_Material provided_
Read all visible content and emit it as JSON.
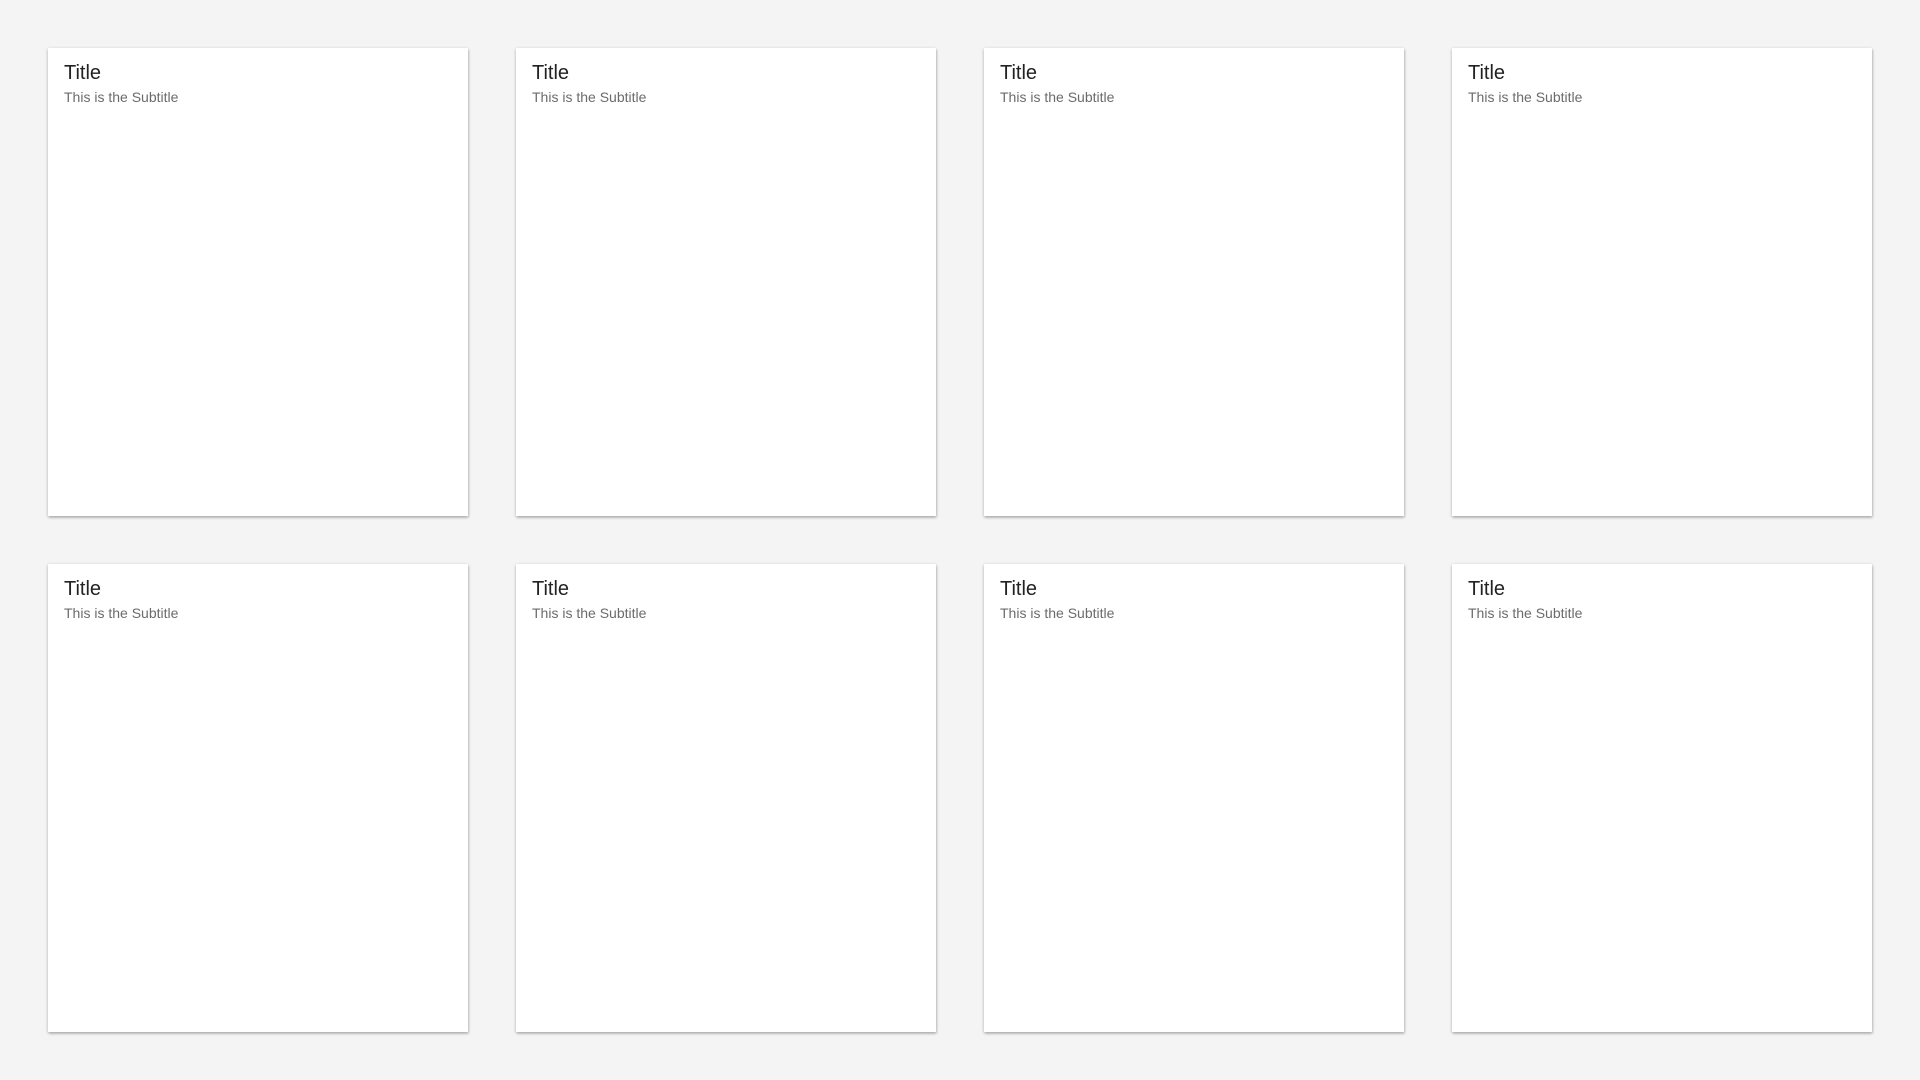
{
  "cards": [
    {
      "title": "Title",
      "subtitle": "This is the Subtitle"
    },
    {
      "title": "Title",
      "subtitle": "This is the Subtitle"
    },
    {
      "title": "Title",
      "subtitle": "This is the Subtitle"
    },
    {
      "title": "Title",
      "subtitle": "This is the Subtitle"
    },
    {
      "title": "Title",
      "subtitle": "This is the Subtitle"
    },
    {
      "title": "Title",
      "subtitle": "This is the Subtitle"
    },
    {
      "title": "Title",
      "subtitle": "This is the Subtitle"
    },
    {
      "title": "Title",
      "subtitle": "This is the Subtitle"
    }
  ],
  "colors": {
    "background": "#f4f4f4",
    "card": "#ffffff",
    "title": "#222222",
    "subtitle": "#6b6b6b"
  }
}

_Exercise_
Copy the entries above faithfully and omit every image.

_Your response_
Read all visible content and emit it as JSON.
{
  "cards": [
    {
      "title": "Title",
      "subtitle": "This is the Subtitle"
    },
    {
      "title": "Title",
      "subtitle": "This is the Subtitle"
    },
    {
      "title": "Title",
      "subtitle": "This is the Subtitle"
    },
    {
      "title": "Title",
      "subtitle": "This is the Subtitle"
    },
    {
      "title": "Title",
      "subtitle": "This is the Subtitle"
    },
    {
      "title": "Title",
      "subtitle": "This is the Subtitle"
    },
    {
      "title": "Title",
      "subtitle": "This is the Subtitle"
    },
    {
      "title": "Title",
      "subtitle": "This is the Subtitle"
    }
  ],
  "colors": {
    "background": "#f4f4f4",
    "card": "#ffffff",
    "title": "#222222",
    "subtitle": "#6b6b6b"
  }
}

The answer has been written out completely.